Collection entries:

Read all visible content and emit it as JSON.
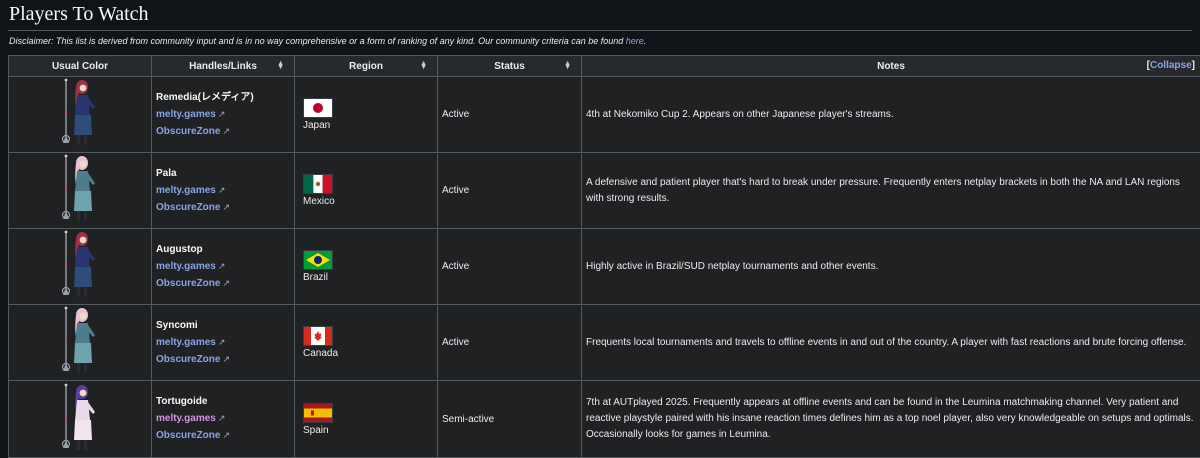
{
  "section": {
    "heading": "Players To Watch",
    "disclaimer_text": "Disclaimer: This list is derived from community input and is in no way comprehensive or a form of ranking of any kind. Our community criteria can be found ",
    "disclaimer_link": "here",
    "disclaimer_end": "."
  },
  "columns": [
    "Usual Color",
    "Handles/Links",
    "Region",
    "Status",
    "Notes"
  ],
  "collapse": {
    "open": "[",
    "label": "Collapse",
    "close": "]"
  },
  "ext_icon": "↗",
  "colors": {
    "link": "#88a3e8",
    "link_pink": "#d591e6"
  },
  "players": [
    {
      "name": "Remedia(レメディア)",
      "link1": "melty.games",
      "link2": "ObscureZone",
      "region": "Japan",
      "flag": "jp",
      "status": "Active",
      "notes": "4th at Nekomiko Cup 2. Appears on other Japanese player's streams.",
      "sprite": {
        "hair": "#9a3445",
        "coat": "#28356e",
        "skirt": "#2d4c78"
      }
    },
    {
      "name": "Pala",
      "link1": "melty.games",
      "link2": "ObscureZone",
      "region": "Mexico",
      "flag": "mx",
      "status": "Active",
      "notes": "A defensive and patient player that's hard to break under pressure. Frequently enters netplay brackets in both the NA and LAN regions with strong results.",
      "sprite": {
        "hair": "#e7c2d2",
        "coat": "#4d7d8c",
        "skirt": "#6fa3ae"
      }
    },
    {
      "name": "Augustop",
      "link1": "melty.games",
      "link2": "ObscureZone",
      "region": "Brazil",
      "flag": "br",
      "status": "Active",
      "notes": "Highly active in Brazil/SUD netplay tournaments and other events.",
      "sprite": {
        "hair": "#9a3445",
        "coat": "#28356e",
        "skirt": "#2d4c78"
      }
    },
    {
      "name": "Syncomi",
      "link1": "melty.games",
      "link2": "ObscureZone",
      "region": "Canada",
      "flag": "ca",
      "status": "Active",
      "notes": "Frequents local tournaments and travels to offline events in and out of the country. A player with fast reactions and brute forcing offense.",
      "sprite": {
        "hair": "#e7c2d2",
        "coat": "#4d7d8c",
        "skirt": "#6fa3ae"
      }
    },
    {
      "name": "Tortugoide",
      "link1": "melty.games",
      "link2": "ObscureZone",
      "region": "Spain",
      "flag": "es",
      "status": "Semi-active",
      "notes": "7th at AUTplayed 2025. Frequently appears at offline events and can be found in the Leumina matchmaking channel. Very patient and reactive playstyle paired with his insane reaction times defines him as a top noel player, also very knowledgeable on setups and optimals. Occasionally looks for games in Leumina.",
      "link1_color": "link_pink",
      "sprite": {
        "hair": "#5b3f9a",
        "coat": "#e8d8ea",
        "skirt": "#f1e6f0"
      }
    }
  ]
}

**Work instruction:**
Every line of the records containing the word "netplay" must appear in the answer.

**Answer section:**
      "notes": "A defensive and patient player that's hard to break under pressure. Frequently enters netplay brackets in both the NA and LAN regions with strong results.",
      "notes": "Highly active in Brazil/SUD netplay tournaments and other events.",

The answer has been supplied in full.